#### EXERCISE:
Each record must come back unchanged in your answer, stripped of its images.
[Opening SUPPLIED RECORDS section]
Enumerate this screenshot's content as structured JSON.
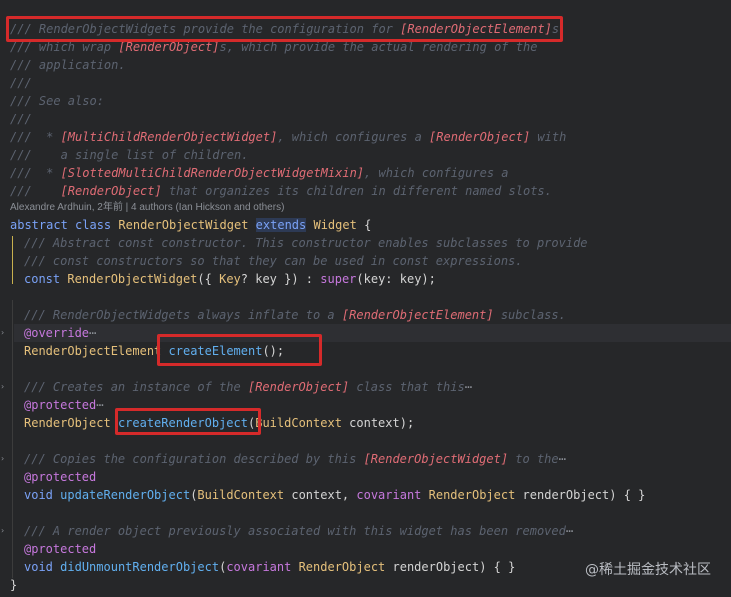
{
  "lines": {
    "l1": {
      "a": "/// RenderObjectWidgets provide the configuration for ",
      "b": "[RenderObjectElement]",
      "c": "s,"
    },
    "l2": {
      "a": "/// which wrap ",
      "b": "[RenderObject]",
      "c": "s, which provide the actual rendering of the"
    },
    "l3": "/// application.",
    "l4": "///",
    "l5": "/// See also:",
    "l6": "///",
    "l7": {
      "a": "///  * ",
      "b": "[MultiChildRenderObjectWidget]",
      "c": ", which configures a ",
      "d": "[RenderObject]",
      "e": " with"
    },
    "l8": "///    a single list of children.",
    "l9": {
      "a": "///  * ",
      "b": "[SlottedMultiChildRenderObjectWidgetMixin]",
      "c": ", which configures a"
    },
    "l10": {
      "a": "///    ",
      "b": "[RenderObject]",
      "c": " that organizes its children in different named slots."
    },
    "blame": "Alexandre Ardhuin, 2年前 | 4 authors (Ian Hickson and others)",
    "classdecl": {
      "kw1": "abstract",
      "kw2": "class",
      "name": "RenderObjectWidget",
      "kw3": "extends",
      "sup": "Widget",
      "brace": "{"
    },
    "c1": "/// Abstract const constructor. This constructor enables subclasses to provide",
    "c2": "/// const constructors so that they can be used in const expressions.",
    "ctor": {
      "kw": "const",
      "name": "RenderObjectWidget",
      "p1": "({ ",
      "type": "Key",
      "p2": "? key }) : ",
      "sup": "super",
      "p3": "(key: key);"
    },
    "c3": {
      "a": "/// RenderObjectWidgets always inflate to a ",
      "b": "[RenderObjectElement]",
      "c": " subclass."
    },
    "ov": "@override",
    "ce": {
      "type": "RenderObjectElement",
      "name": "createElement",
      "rest": "();"
    },
    "c4": {
      "a": "/// Creates an instance of the ",
      "b": "[RenderObject]",
      "c": " class that this"
    },
    "prot1": "@protected",
    "cro": {
      "type": "RenderObject",
      "name": "createRenderObject",
      "p1": "(",
      "ptype": "BuildContext",
      "rest": " context);"
    },
    "c5": {
      "a": "/// Copies the configuration described by this ",
      "b": "[RenderObjectWidget]",
      "c": " to the"
    },
    "prot2": "@protected",
    "uro": {
      "kw": "void",
      "name": "updateRenderObject",
      "p1": "(",
      "t1": "BuildContext",
      "p2": " context, ",
      "kw2": "covariant",
      "t2": " RenderObject",
      "rest": " renderObject) { }"
    },
    "c6": "/// A render object previously associated with this widget has been removed",
    "prot3": "@protected",
    "duro": {
      "kw": "void",
      "name": "didUnmountRenderObject",
      "p1": "(",
      "kw2": "covariant",
      "t2": " RenderObject",
      "rest": " renderObject) { }"
    },
    "close": "}"
  },
  "fold_marker": "⋯",
  "watermark": "@稀土掘金技术社区",
  "colors": {
    "highlight": "#d52a2a",
    "background": "#262729"
  }
}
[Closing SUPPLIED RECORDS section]
#### RESPONSE AREA:
Enumerate this screenshot's content as structured JSON.
{
  "lines": {
    "l1": {
      "a": "/// RenderObjectWidgets provide the configuration for ",
      "b": "[RenderObjectElement]",
      "c": "s,"
    },
    "l2": {
      "a": "/// which wrap ",
      "b": "[RenderObject]",
      "c": "s, which provide the actual rendering of the"
    },
    "l3": "/// application.",
    "l4": "///",
    "l5": "/// See also:",
    "l6": "///",
    "l7": {
      "a": "///  * ",
      "b": "[MultiChildRenderObjectWidget]",
      "c": ", which configures a ",
      "d": "[RenderObject]",
      "e": " with"
    },
    "l8": "///    a single list of children.",
    "l9": {
      "a": "///  * ",
      "b": "[SlottedMultiChildRenderObjectWidgetMixin]",
      "c": ", which configures a"
    },
    "l10": {
      "a": "///    ",
      "b": "[RenderObject]",
      "c": " that organizes its children in different named slots."
    },
    "blame": "Alexandre Ardhuin, 2年前 | 4 authors (Ian Hickson and others)",
    "classdecl": {
      "kw1": "abstract",
      "kw2": "class",
      "name": "RenderObjectWidget",
      "kw3": "extends",
      "sup": "Widget",
      "brace": "{"
    },
    "c1": "/// Abstract const constructor. This constructor enables subclasses to provide",
    "c2": "/// const constructors so that they can be used in const expressions.",
    "ctor": {
      "kw": "const",
      "name": "RenderObjectWidget",
      "p1": "({ ",
      "type": "Key",
      "p2": "? key }) : ",
      "sup": "super",
      "p3": "(key: key);"
    },
    "c3": {
      "a": "/// RenderObjectWidgets always inflate to a ",
      "b": "[RenderObjectElement]",
      "c": " subclass."
    },
    "ov": "@override",
    "ce": {
      "type": "RenderObjectElement",
      "name": "createElement",
      "rest": "();"
    },
    "c4": {
      "a": "/// Creates an instance of the ",
      "b": "[RenderObject]",
      "c": " class that this"
    },
    "prot1": "@protected",
    "cro": {
      "type": "RenderObject",
      "name": "createRenderObject",
      "p1": "(",
      "ptype": "BuildContext",
      "rest": " context);"
    },
    "c5": {
      "a": "/// Copies the configuration described by this ",
      "b": "[RenderObjectWidget]",
      "c": " to the"
    },
    "prot2": "@protected",
    "uro": {
      "kw": "void",
      "name": "updateRenderObject",
      "p1": "(",
      "t1": "BuildContext",
      "p2": " context, ",
      "kw2": "covariant",
      "t2": " RenderObject",
      "rest": " renderObject) { }"
    },
    "c6": "/// A render object previously associated with this widget has been removed",
    "prot3": "@protected",
    "duro": {
      "kw": "void",
      "name": "didUnmountRenderObject",
      "p1": "(",
      "kw2": "covariant",
      "t2": " RenderObject",
      "rest": " renderObject) { }"
    },
    "close": "}"
  },
  "fold_marker": "⋯",
  "watermark": "@稀土掘金技术社区",
  "colors": {
    "highlight": "#d52a2a",
    "background": "#262729"
  }
}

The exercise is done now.